The Kraków Barbican is a fortified outpost once connected to the city walls. It is a historic gateway leading into the Old Town of Kraków. The barbican is one of the few remaining relics of the complex network of fortifications and defensive barriers that once encircled the royal city. It currently serves as a tourist attraction and venue for a variety of exhibitions.
The Gothic-style barbican, built around 1498, is one of only three such fortified outposts still surviving in Europe, and the best preserved. It is a moated cylindrical brick structure with an inner courtyard 24.4 meters in diameter, and seven turrets. Its 3-meter-thick walls hold 130 embrasures. The barbican was originally linked to the city walls by a covered passageway that led through St. Florian"s Gate and served as a checkpoint for all who entered the city.
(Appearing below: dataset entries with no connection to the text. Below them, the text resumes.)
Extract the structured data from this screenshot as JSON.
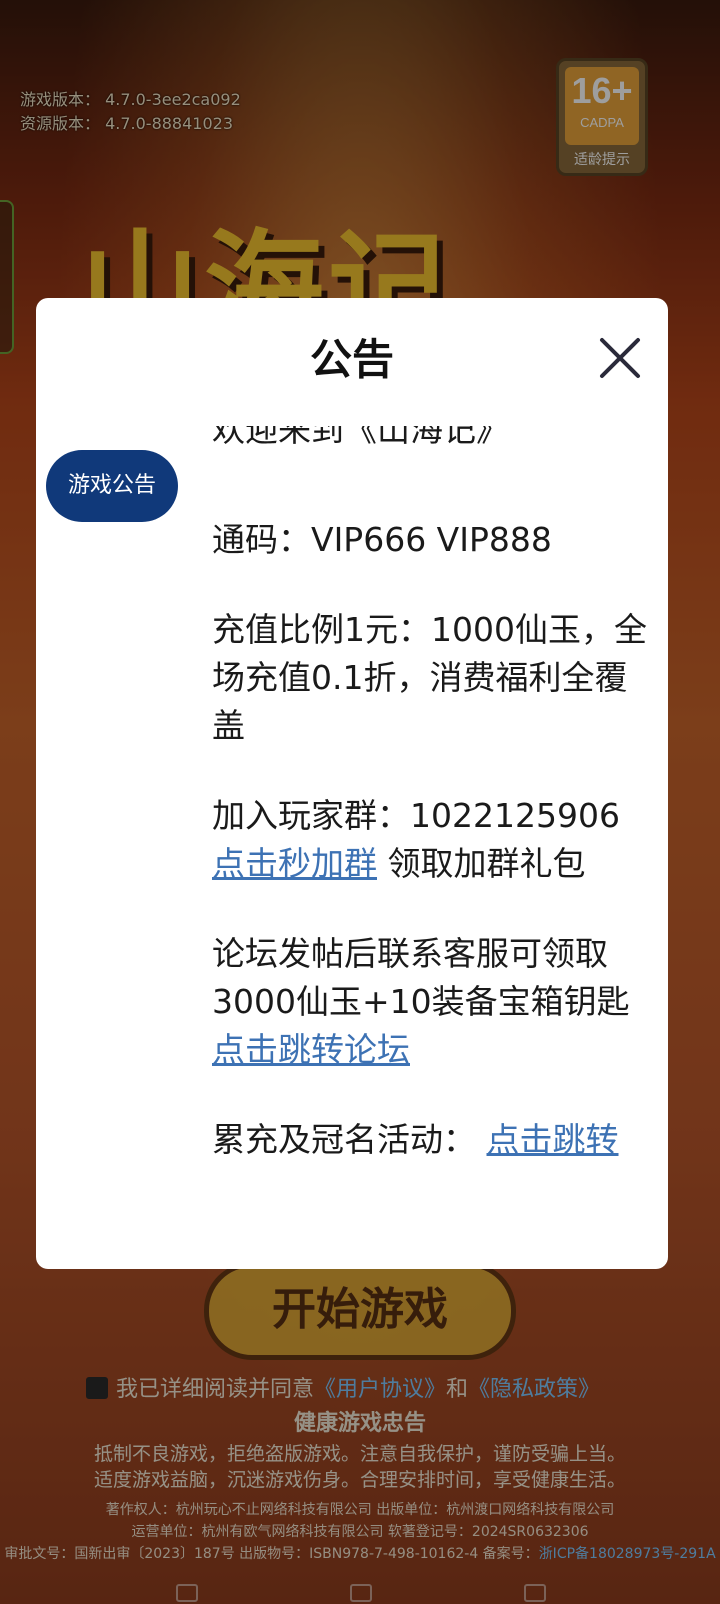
{
  "version": {
    "game_version": "游戏版本：  4.7.0-3ee2ca092",
    "resource_version": "资源版本：  4.7.0-88841023"
  },
  "age_badge": {
    "age": "16+",
    "org": "CADPA",
    "tip": "适龄提示"
  },
  "background": {
    "game_title": "山海记",
    "start_button": "开始游戏"
  },
  "agreement": {
    "text": "我已详细阅读并同意",
    "user_agreement": "《用户协议》",
    "and": "和",
    "privacy_policy": "《隐私政策》"
  },
  "health": {
    "title": "健康游戏忠告",
    "line1": "抵制不良游戏，拒绝盗版游戏。注意自我保护，谨防受骗上当。",
    "line2": "适度游戏益脑，沉迷游戏伤身。合理安排时间，享受健康生活。"
  },
  "footer": {
    "line1": "著作权人：杭州玩心不止网络科技有限公司  出版单位：杭州渡口网络科技有限公司",
    "line2": "运营单位：杭州有欧气网络科技有限公司  软著登记号：2024SR0632306",
    "line3_prefix": "审批文号：国新出审〔2023〕187号  出版物号：ISBN978-7-498-10162-4  备案号：",
    "icp": "浙ICP备18028973号-291A"
  },
  "modal": {
    "title": "公告",
    "tab_label": "游戏公告",
    "welcome": "欢迎来到《山海记》",
    "code_line": "通码：VIP666 VIP888",
    "recharge": "充值比例1元：1000仙玉，全场充值0.1折，消费福利全覆盖",
    "group_text": "加入玩家群：1022125906",
    "group_link": "点击秒加群",
    "group_suffix": " 领取加群礼包",
    "forum_text": "论坛发帖后联系客服可领取 3000仙玉+10装备宝箱钥匙 ",
    "forum_link": "点击跳转论坛",
    "event_text": "累充及冠名活动：  ",
    "event_link": "点击跳转"
  }
}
On its eastern wall, a tablet commemorates the feat of a Kraków burgher, Marcin Oracewicz, who, during the Bar Confederation, defended the town against the Russians and shot their Colonel Panin. Masterpiece of medieval military engineering, with its circular fortress, was added to the city"s fortifications along the coronation route in the late 15th century.References:
The Château de Fougères is an impressive castle with curtain wall and 13 towers. It had three different enclosures, first for defensive purposes, second for day to day usages in peacetime and for safety of the surrounding populations in times of siege, the last enclosure was where the keep was situated.
The first wooden fort was built by the House of Amboise in the 11th century. It was destroyed in 1166 after it was besieged and taken by King Henry II of England. It was immediately rebuilt by Raoul II Baron de Fougères. Fougères was not involved in the Hundred Years' War until 1449 when the castle was taken by surprise by an English mercenary. In 1488 the French troops won the castle back after a siege and the castle lost its military role.
In the late 18th century the castle was turned into a prison. The owner in this period was the Baron Pommereul. In the 19th century the outer ward became an immense landscaped garden. A museum was established in the Mélusine Tower. During the Industrial Revolution, a shoe factory set up shop in the castle grounds.
The City of Fougères took ownership of the Château in 1892. It had been a listed Historical Monument since 1862. A major campaign was launched to clean up the castle walls. While the castle had retained many of its original features, some of the curtain walls needed to be cleared and certain sections required major repairs. The changes made in the 18th century were "reversed," and the castle was finally open to visitors. The first campaign of archaeological excavations, conducted in 1925, unearthed the ruins of the manor house.
Since then, the Château de Fougères has welcomed tens of thousands of visitors every year. The castle's excellent state of conservation, and the historical interest of its architecture, make Fougères an invaluable window onto the Middle Ages. From great lords to simple builders, generations of inhabitants have left their mark on these walls.